When you repeat the listing below, keep every word exactly and leave out each picture.
BEGIN
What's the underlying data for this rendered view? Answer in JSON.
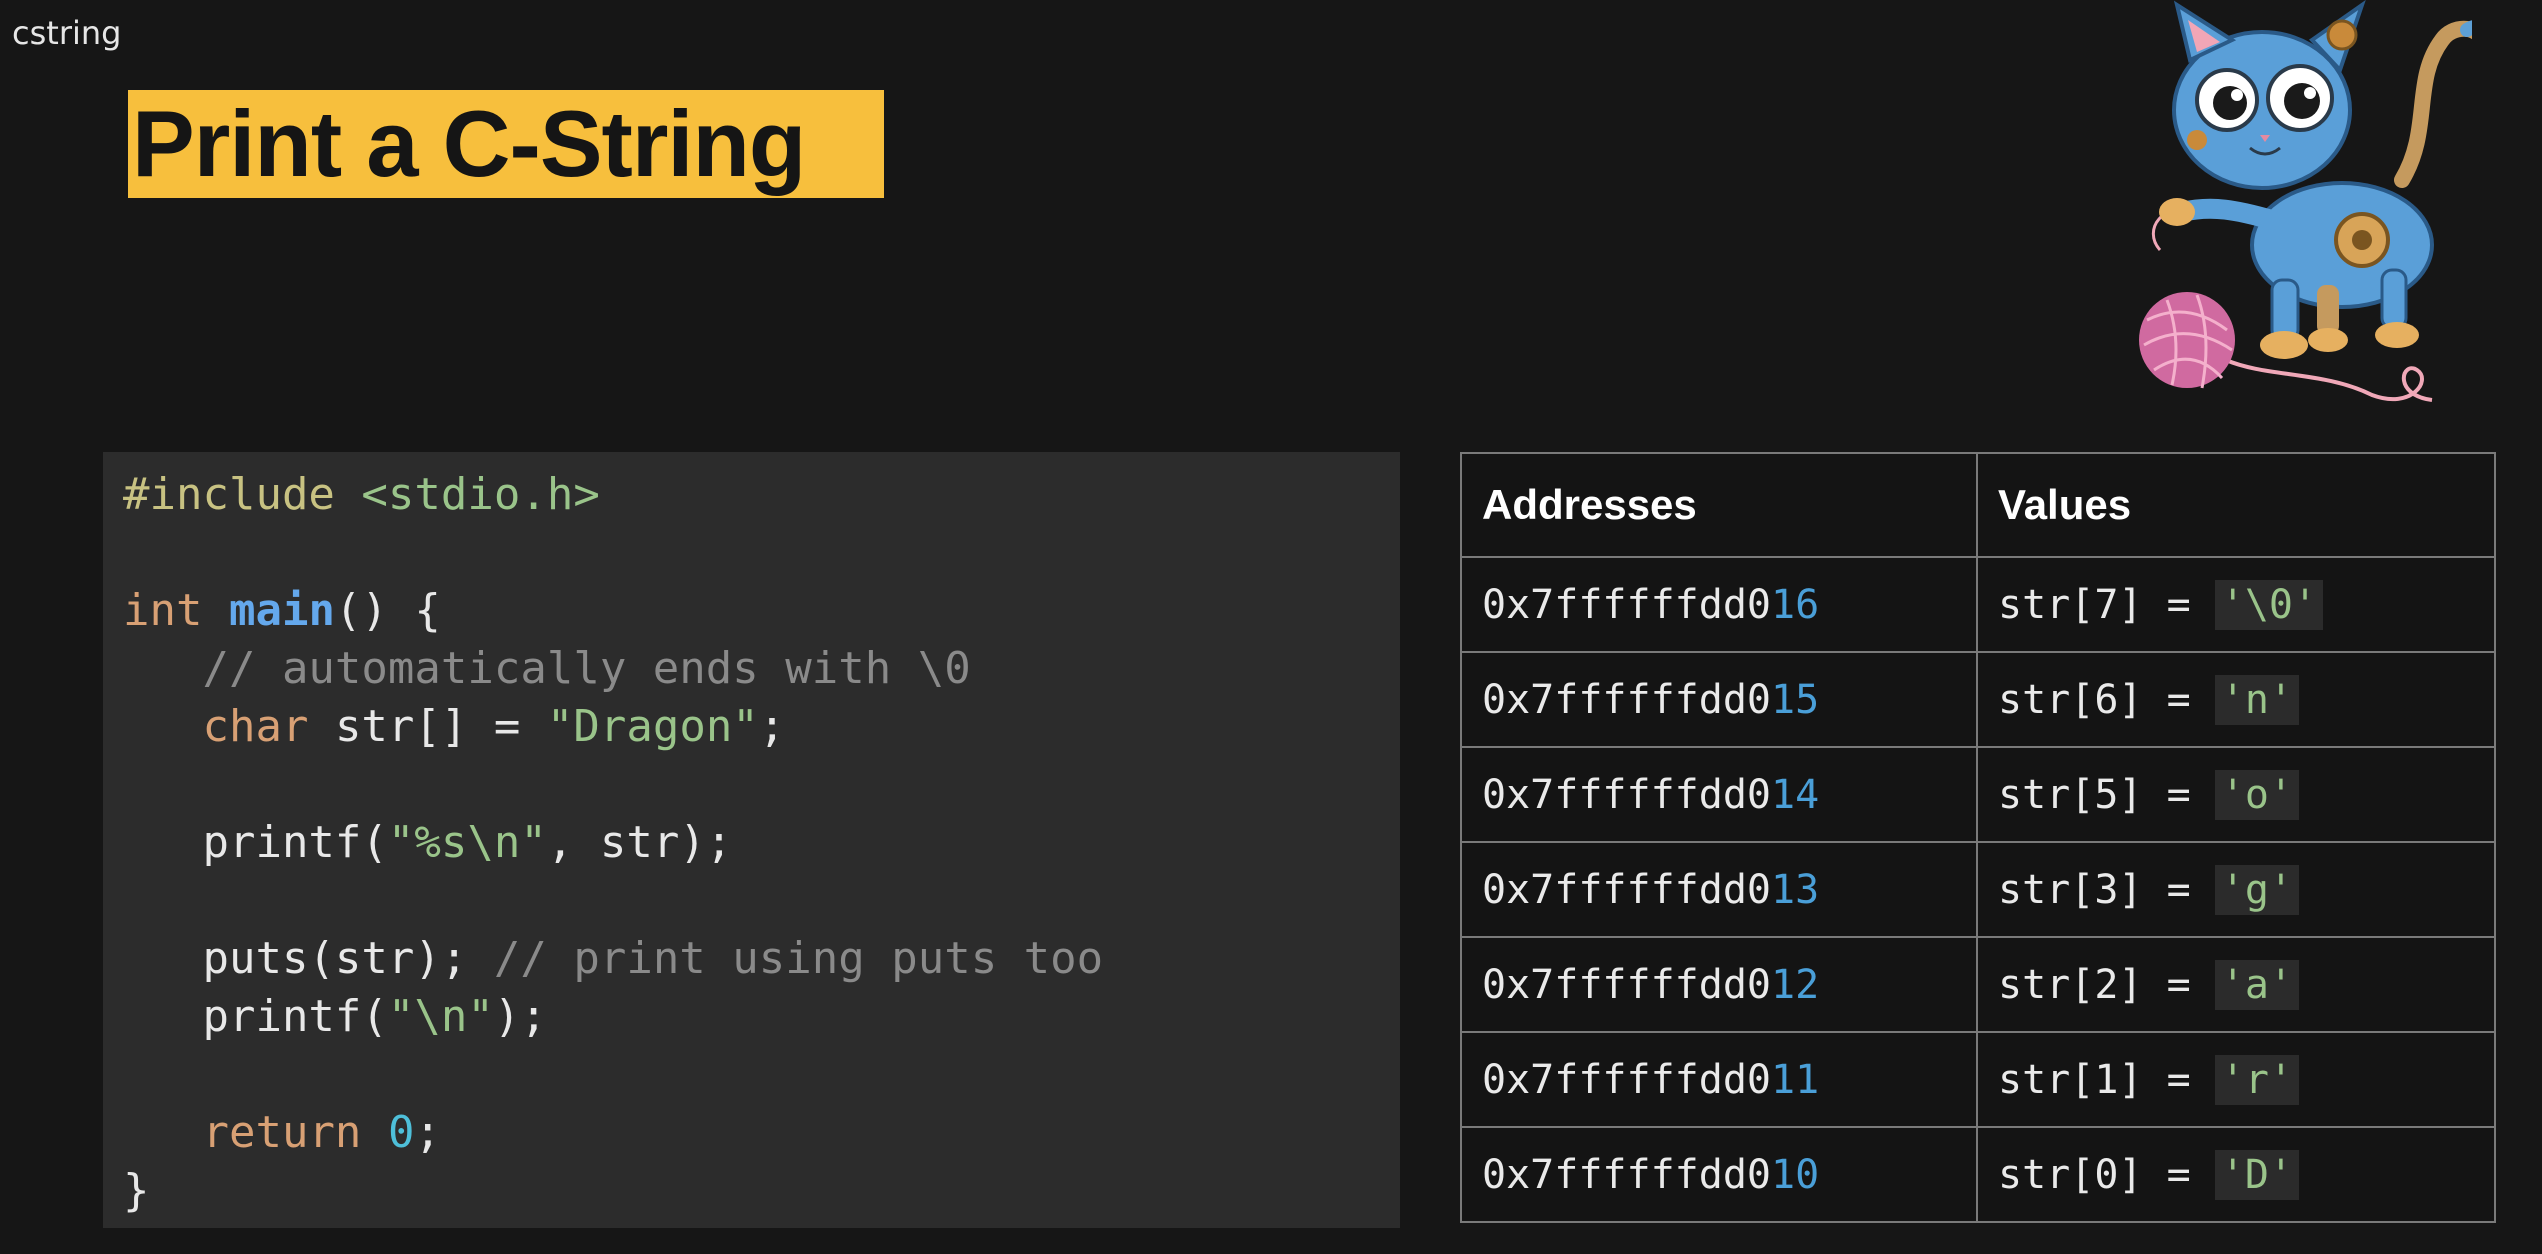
{
  "window": {
    "label": "cstring"
  },
  "slide": {
    "title": "Print a C-String"
  },
  "code": {
    "lines": [
      {
        "tokens": [
          {
            "t": "#include ",
            "c": "pre"
          },
          {
            "t": "<stdio.h>",
            "c": "str"
          }
        ]
      },
      {
        "tokens": [
          {
            "t": "int ",
            "c": "kw"
          },
          {
            "t": "main",
            "c": "fn"
          },
          {
            "t": "() {",
            "c": ""
          }
        ]
      },
      {
        "tokens": [
          {
            "t": "   // automatically ends with \\0",
            "c": "cm"
          }
        ]
      },
      {
        "tokens": [
          {
            "t": "   ",
            "c": ""
          },
          {
            "t": "char",
            "c": "kw"
          },
          {
            "t": " str[] = ",
            "c": ""
          },
          {
            "t": "\"Dragon\"",
            "c": "str"
          },
          {
            "t": ";",
            "c": ""
          }
        ]
      },
      {
        "tokens": [
          {
            "t": "   printf(",
            "c": ""
          },
          {
            "t": "\"%s\\n\"",
            "c": "str"
          },
          {
            "t": ", str);",
            "c": ""
          }
        ]
      },
      {
        "tokens": [
          {
            "t": "   puts(str); ",
            "c": ""
          },
          {
            "t": "// print using puts too",
            "c": "cm"
          }
        ]
      },
      {
        "tokens": [
          {
            "t": "   printf(",
            "c": ""
          },
          {
            "t": "\"\\n\"",
            "c": "str"
          },
          {
            "t": ");",
            "c": ""
          }
        ]
      },
      {
        "tokens": [
          {
            "t": "   ",
            "c": ""
          },
          {
            "t": "return",
            "c": "kw"
          },
          {
            "t": " ",
            "c": ""
          },
          {
            "t": "0",
            "c": "num"
          },
          {
            "t": ";",
            "c": ""
          }
        ]
      },
      {
        "tokens": [
          {
            "t": "}",
            "c": ""
          }
        ]
      }
    ]
  },
  "memory_table": {
    "headers": {
      "address": "Addresses",
      "value": "Values"
    },
    "rows": [
      {
        "addr_base": "0x7ffffffdd0",
        "addr_offset": "16",
        "value_prefix": "str[7] = ",
        "value_char": "'\\0'"
      },
      {
        "addr_base": "0x7ffffffdd0",
        "addr_offset": "15",
        "value_prefix": "str[6] = ",
        "value_char": "'n'"
      },
      {
        "addr_base": "0x7ffffffdd0",
        "addr_offset": "14",
        "value_prefix": "str[5] = ",
        "value_char": "'o'"
      },
      {
        "addr_base": "0x7ffffffdd0",
        "addr_offset": "13",
        "value_prefix": "str[3] = ",
        "value_char": "'g'"
      },
      {
        "addr_base": "0x7ffffffdd0",
        "addr_offset": "12",
        "value_prefix": "str[2] = ",
        "value_char": "'a'"
      },
      {
        "addr_base": "0x7ffffffdd0",
        "addr_offset": "11",
        "value_prefix": "str[1] = ",
        "value_char": "'r'"
      },
      {
        "addr_base": "0x7ffffffdd0",
        "addr_offset": "10",
        "value_prefix": "str[0] = ",
        "value_char": "'D'"
      }
    ]
  },
  "mascot": {
    "icon": "robot-cat-icon"
  }
}
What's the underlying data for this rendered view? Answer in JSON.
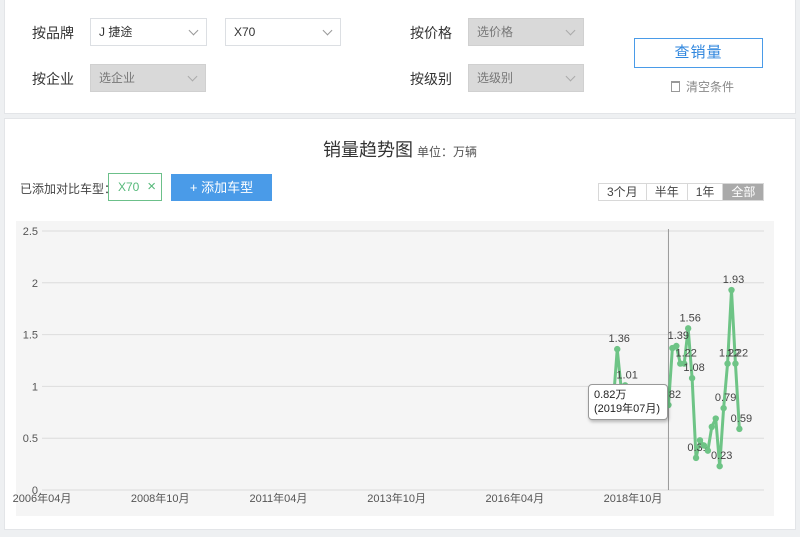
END
RESPONSE TO THIS TASK |
What's the underlying data for this rendered view? Answer in JSON.
{
  "window": {
    "label": "cstring"
  },
  "slide": {
    "title": "Print a C-String"
  },
  "code": {
    "lines": [
      {
        "tokens": [
          {
            "t": "#include ",
            "c": "pre"
          },
          {
            "t": "<stdio.h>",
            "c": "str"
          }
        ]
      },
      {
        "tokens": [
          {
            "t": "int ",
            "c": "kw"
          },
          {
            "t": "main",
            "c": "fn"
          },
          {
            "t": "() {",
            "c": ""
          }
        ]
      },
      {
        "tokens": [
          {
            "t": "   // automatically ends with \\0",
            "c": "cm"
          }
        ]
      },
      {
        "tokens": [
          {
            "t": "   ",
            "c": ""
          },
          {
            "t": "char",
            "c": "kw"
          },
          {
            "t": " str[] = ",
            "c": ""
          },
          {
            "t": "\"Dragon\"",
            "c": "str"
          },
          {
            "t": ";",
            "c": ""
          }
        ]
      },
      {
        "tokens": [
          {
            "t": "   printf(",
            "c": ""
          },
          {
            "t": "\"%s\\n\"",
            "c": "str"
          },
          {
            "t": ", str);",
            "c": ""
          }
        ]
      },
      {
        "tokens": [
          {
            "t": "   puts(str); ",
            "c": ""
          },
          {
            "t": "// print using puts too",
            "c": "cm"
          }
        ]
      },
      {
        "tokens": [
          {
            "t": "   printf(",
            "c": ""
          },
          {
            "t": "\"\\n\"",
            "c": "str"
          },
          {
            "t": ");",
            "c": ""
          }
        ]
      },
      {
        "tokens": [
          {
            "t": "   ",
            "c": ""
          },
          {
            "t": "return",
            "c": "kw"
          },
          {
            "t": " ",
            "c": ""
          },
          {
            "t": "0",
            "c": "num"
          },
          {
            "t": ";",
            "c": ""
          }
        ]
      },
      {
        "tokens": [
          {
            "t": "}",
            "c": ""
          }
        ]
      }
    ]
  },
  "memory_table": {
    "headers": {
      "address": "Addresses",
      "value": "Values"
    },
    "rows": [
      {
        "addr_base": "0x7ffffffdd0",
        "addr_offset": "16",
        "value_prefix": "str[7] = ",
        "value_char": "'\\0'"
      },
      {
        "addr_base": "0x7ffffffdd0",
        "addr_offset": "15",
        "value_prefix": "str[6] = ",
        "value_char": "'n'"
      },
      {
        "addr_base": "0x7ffffffdd0",
        "addr_offset": "14",
        "value_prefix": "str[5] = ",
        "value_char": "'o'"
      },
      {
        "addr_base": "0x7ffffffdd0",
        "addr_offset": "13",
        "value_prefix": "str[3] = ",
        "value_char": "'g'"
      },
      {
        "addr_base": "0x7ffffffdd0",
        "addr_offset": "12",
        "value_prefix": "str[2] = ",
        "value_char": "'a'"
      },
      {
        "addr_base": "0x7ffffffdd0",
        "addr_offset": "11",
        "value_prefix": "str[1] = ",
        "value_char": "'r'"
      },
      {
        "addr_base": "0x7ffffffdd0",
        "addr_offset": "10",
        "value_prefix": "str[0] = ",
        "value_char": "'D'"
      }
    ]
  },
  "mascot": {
    "icon": "robot-cat-icon"
  }
}
What's the underlying data for this rendered view? Answer in JSON.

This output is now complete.